Write out the full listing again, exactly as it stands.

━━━━━ Record excerpts ━━━━━

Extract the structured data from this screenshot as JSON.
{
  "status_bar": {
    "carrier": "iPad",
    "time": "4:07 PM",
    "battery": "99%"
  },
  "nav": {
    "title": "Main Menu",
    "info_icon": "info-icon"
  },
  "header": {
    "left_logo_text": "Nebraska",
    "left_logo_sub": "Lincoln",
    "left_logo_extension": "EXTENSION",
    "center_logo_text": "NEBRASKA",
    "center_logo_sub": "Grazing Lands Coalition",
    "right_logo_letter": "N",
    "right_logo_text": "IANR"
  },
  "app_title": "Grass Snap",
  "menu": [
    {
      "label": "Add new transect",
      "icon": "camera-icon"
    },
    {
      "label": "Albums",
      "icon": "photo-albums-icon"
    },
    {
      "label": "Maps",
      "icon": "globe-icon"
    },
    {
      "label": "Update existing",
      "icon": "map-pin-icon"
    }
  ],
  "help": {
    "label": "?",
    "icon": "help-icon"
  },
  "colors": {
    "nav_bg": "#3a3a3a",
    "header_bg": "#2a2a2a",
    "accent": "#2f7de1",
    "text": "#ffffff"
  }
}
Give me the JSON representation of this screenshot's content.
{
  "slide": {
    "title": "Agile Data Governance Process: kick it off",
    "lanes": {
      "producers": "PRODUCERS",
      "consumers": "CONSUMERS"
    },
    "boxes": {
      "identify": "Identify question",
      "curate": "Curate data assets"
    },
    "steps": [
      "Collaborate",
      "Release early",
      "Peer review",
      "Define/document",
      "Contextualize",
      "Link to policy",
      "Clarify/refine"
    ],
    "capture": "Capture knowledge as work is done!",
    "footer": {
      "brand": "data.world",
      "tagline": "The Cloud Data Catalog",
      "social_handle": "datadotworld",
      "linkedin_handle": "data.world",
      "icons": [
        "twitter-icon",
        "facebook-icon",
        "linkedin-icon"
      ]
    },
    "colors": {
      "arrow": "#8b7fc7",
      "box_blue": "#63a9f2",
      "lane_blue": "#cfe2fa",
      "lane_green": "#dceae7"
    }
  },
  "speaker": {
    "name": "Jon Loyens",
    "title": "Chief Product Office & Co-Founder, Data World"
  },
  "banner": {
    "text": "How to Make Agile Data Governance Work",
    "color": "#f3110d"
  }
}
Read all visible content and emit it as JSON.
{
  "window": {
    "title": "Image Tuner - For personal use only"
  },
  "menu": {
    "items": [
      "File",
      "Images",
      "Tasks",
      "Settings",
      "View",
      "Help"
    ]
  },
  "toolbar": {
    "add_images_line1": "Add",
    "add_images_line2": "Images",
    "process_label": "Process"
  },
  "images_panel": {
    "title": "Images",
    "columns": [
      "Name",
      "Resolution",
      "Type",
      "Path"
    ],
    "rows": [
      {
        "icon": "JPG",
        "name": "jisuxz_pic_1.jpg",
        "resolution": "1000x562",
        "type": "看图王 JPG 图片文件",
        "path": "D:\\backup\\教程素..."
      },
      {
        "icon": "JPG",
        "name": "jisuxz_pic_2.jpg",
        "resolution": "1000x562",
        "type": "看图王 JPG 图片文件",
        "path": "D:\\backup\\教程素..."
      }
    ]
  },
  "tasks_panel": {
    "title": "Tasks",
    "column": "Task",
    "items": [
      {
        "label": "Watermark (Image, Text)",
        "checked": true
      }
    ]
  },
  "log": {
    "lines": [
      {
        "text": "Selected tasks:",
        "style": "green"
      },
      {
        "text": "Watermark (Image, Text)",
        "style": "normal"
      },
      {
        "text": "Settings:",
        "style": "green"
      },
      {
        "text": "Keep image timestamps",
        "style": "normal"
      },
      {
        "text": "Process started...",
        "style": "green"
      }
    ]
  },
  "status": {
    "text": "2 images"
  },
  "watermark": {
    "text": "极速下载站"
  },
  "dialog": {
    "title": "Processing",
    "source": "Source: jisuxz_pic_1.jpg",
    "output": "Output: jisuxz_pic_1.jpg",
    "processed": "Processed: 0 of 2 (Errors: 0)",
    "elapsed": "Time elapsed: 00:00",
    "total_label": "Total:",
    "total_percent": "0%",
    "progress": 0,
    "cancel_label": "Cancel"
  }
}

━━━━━

_Task output_.
Extract the structured data from this screenshot as JSON.
{
  "status_bar": {
    "carrier": "iPad",
    "time": "4:07 PM",
    "battery": "99%"
  },
  "nav": {
    "title": "Main Menu",
    "info_icon": "info-icon"
  },
  "header": {
    "left_logo_text": "Nebraska",
    "left_logo_sub": "Lincoln",
    "left_logo_extension": "EXTENSION",
    "center_logo_text": "NEBRASKA",
    "center_logo_sub": "Grazing Lands Coalition",
    "right_logo_letter": "N",
    "right_logo_text": "IANR"
  },
  "app_title": "Grass Snap",
  "menu": [
    {
      "label": "Add new transect",
      "icon": "camera-icon"
    },
    {
      "label": "Albums",
      "icon": "photo-albums-icon"
    },
    {
      "label": "Maps",
      "icon": "globe-icon"
    },
    {
      "label": "Update existing",
      "icon": "map-pin-icon"
    }
  ],
  "help": {
    "label": "?",
    "icon": "help-icon"
  },
  "colors": {
    "nav_bg": "#3a3a3a",
    "header_bg": "#2a2a2a",
    "accent": "#2f7de1",
    "text": "#ffffff"
  }
}
Give me the JSON representation of this screenshot's content.
{
  "slide": {
    "title": "Agile Data Governance Process: kick it off",
    "lanes": {
      "producers": "PRODUCERS",
      "consumers": "CONSUMERS"
    },
    "boxes": {
      "identify": "Identify question",
      "curate": "Curate data assets"
    },
    "steps": [
      "Collaborate",
      "Release early",
      "Peer review",
      "Define/document",
      "Contextualize",
      "Link to policy",
      "Clarify/refine"
    ],
    "capture": "Capture knowledge as work is done!",
    "footer": {
      "brand": "data.world",
      "tagline": "The Cloud Data Catalog",
      "social_handle": "datadotworld",
      "linkedin_handle": "data.world",
      "icons": [
        "twitter-icon",
        "facebook-icon",
        "linkedin-icon"
      ]
    },
    "colors": {
      "arrow": "#8b7fc7",
      "box_blue": "#63a9f2",
      "lane_blue": "#cfe2fa",
      "lane_green": "#dceae7"
    }
  },
  "speaker": {
    "name": "Jon Loyens",
    "title": "Chief Product Office & Co-Founder, Data World"
  },
  "banner": {
    "text": "How to Make Agile Data Governance Work",
    "color": "#f3110d"
  }
}
Read all visible content and emit it as JSON.
{
  "window": {
    "title": "Image Tuner - For personal use only"
  },
  "menu": {
    "items": [
      "File",
      "Images",
      "Tasks",
      "Settings",
      "View",
      "Help"
    ]
  },
  "toolbar": {
    "add_images_line1": "Add",
    "add_images_line2": "Images",
    "process_label": "Process"
  },
  "images_panel": {
    "title": "Images",
    "columns": [
      "Name",
      "Resolution",
      "Type",
      "Path"
    ],
    "rows": [
      {
        "icon": "JPG",
        "name": "jisuxz_pic_1.jpg",
        "resolution": "1000x562",
        "type": "看图王 JPG 图片文件",
        "path": "D:\\backup\\教程素..."
      },
      {
        "icon": "JPG",
        "name": "jisuxz_pic_2.jpg",
        "resolution": "1000x562",
        "type": "看图王 JPG 图片文件",
        "path": "D:\\backup\\教程素..."
      }
    ]
  },
  "tasks_panel": {
    "title": "Tasks",
    "column": "Task",
    "items": [
      {
        "label": "Watermark (Image, Text)",
        "checked": true
      }
    ]
  },
  "log": {
    "lines": [
      {
        "text": "Selected tasks:",
        "style": "green"
      },
      {
        "text": "Watermark (Image, Text)",
        "style": "normal"
      },
      {
        "text": "Settings:",
        "style": "green"
      },
      {
        "text": "Keep image timestamps",
        "style": "normal"
      },
      {
        "text": "Process started...",
        "style": "green"
      }
    ]
  },
  "status": {
    "text": "2 images"
  },
  "watermark": {
    "text": "极速下载站"
  },
  "dialog": {
    "title": "Processing",
    "source": "Source: jisuxz_pic_1.jpg",
    "output": "Output: jisuxz_pic_1.jpg",
    "processed": "Processed: 0 of 2 (Errors: 0)",
    "elapsed": "Time elapsed: 00:00",
    "total_label": "Total:",
    "total_percent": "0%",
    "progress": 0,
    "cancel_label": "Cancel"
  }
}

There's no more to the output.